The following academic awards can be achieved at Irish higher education institutions:

  • Higher Certificate: Two year full-time course
  • Ordinary Bachelors Degree: Three year full time course
  • Honours Bachelors Degree: Normally a three or four year course
    • The Bachelors grading system works as follows:
      • First
      • Upper Second (2:1)
      • Lower Second (2:2)
      • Third
      • Pass
      • Fail
  • Graduate Diploma: Designed for graduates seeking a vocational reorientation – usually a one year course.
  • Masters degree: Either by research or through a taught programme. Normally one-two year(s) duration.
  • Doctorate (PhD): Usually takes a minimum of three years of original research. Doctorates are usually awarded pass or fail, with distinctions in rare cases.

The academic year typically runs from September to June and is divided into either two or three semesters with holidays in December (Christmas) and April (Easter).

Most universities run a semesterised system and modularisation has been introduced in the majority of colleges to allow greater flexibility for students. Teaching at undergraduate level generally involves a programme of lectures supplemented by tutorials, practical demonstrations and laboratory work (where relevant).

The academic year typically runs from September to June and is divided into either two or three semesters with holidays in December (Christmas) and April (Easter).

Most universities run a semesterised system and modularisation has been introduced in the majority of colleges to allow greater flexibility for students.

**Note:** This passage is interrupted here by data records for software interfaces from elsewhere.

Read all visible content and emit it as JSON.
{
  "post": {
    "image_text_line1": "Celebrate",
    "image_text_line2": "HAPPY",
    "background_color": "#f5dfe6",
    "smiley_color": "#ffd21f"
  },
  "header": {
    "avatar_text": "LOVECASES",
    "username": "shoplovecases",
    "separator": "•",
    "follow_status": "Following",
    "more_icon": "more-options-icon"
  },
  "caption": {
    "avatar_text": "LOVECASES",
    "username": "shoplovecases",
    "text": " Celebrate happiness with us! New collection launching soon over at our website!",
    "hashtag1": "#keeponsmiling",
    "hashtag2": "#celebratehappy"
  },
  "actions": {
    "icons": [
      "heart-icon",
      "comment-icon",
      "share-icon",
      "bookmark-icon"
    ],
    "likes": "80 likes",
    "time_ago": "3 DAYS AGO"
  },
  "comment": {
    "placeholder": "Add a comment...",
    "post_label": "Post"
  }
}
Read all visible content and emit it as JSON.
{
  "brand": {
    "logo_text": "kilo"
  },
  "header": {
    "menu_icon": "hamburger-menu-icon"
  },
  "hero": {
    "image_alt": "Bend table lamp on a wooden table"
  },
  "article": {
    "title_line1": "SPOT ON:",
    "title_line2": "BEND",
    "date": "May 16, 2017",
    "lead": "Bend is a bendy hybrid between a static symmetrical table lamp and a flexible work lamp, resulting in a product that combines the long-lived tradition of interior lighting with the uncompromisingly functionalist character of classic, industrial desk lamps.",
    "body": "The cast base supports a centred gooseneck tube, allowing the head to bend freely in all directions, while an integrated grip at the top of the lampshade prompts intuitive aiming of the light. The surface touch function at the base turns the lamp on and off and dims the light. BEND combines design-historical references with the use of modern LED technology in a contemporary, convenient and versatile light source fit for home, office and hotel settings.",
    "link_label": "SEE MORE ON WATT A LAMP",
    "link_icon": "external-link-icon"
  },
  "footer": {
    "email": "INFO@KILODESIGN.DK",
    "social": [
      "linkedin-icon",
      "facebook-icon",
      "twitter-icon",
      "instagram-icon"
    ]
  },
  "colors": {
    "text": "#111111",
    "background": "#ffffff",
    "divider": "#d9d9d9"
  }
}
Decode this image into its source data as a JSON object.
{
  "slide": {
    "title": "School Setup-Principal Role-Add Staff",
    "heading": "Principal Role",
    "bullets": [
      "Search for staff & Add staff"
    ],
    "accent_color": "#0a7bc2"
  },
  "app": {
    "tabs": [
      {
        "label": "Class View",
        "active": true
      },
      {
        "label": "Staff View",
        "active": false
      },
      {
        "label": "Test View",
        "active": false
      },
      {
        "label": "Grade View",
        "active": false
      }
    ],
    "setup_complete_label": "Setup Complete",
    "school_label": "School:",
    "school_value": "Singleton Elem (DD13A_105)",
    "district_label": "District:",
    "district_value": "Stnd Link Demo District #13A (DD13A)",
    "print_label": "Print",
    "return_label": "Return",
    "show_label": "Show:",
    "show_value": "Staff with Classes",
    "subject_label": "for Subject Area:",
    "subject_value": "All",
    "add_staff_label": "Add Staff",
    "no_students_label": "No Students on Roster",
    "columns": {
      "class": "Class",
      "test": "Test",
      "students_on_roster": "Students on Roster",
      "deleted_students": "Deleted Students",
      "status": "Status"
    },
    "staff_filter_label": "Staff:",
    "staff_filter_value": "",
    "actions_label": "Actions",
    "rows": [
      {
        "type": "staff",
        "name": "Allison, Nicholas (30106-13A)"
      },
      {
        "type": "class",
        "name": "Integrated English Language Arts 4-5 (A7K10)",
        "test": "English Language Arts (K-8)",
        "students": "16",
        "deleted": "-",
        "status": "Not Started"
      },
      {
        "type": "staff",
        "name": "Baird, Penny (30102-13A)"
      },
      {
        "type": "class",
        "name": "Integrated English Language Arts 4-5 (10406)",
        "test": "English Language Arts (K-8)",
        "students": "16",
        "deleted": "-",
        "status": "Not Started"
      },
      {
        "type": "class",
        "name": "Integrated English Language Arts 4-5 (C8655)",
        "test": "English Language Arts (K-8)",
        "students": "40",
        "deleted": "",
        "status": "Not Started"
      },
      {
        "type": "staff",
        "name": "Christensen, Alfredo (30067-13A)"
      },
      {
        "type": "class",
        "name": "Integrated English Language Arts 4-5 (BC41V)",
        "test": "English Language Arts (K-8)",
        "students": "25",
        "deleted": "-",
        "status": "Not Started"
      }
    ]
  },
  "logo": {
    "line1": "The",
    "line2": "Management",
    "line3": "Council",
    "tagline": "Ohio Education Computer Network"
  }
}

Teaching at undergraduate level generally involves a programme of lectures supplemented by tutorials, practical demonstrations and laboratory work (where relevant).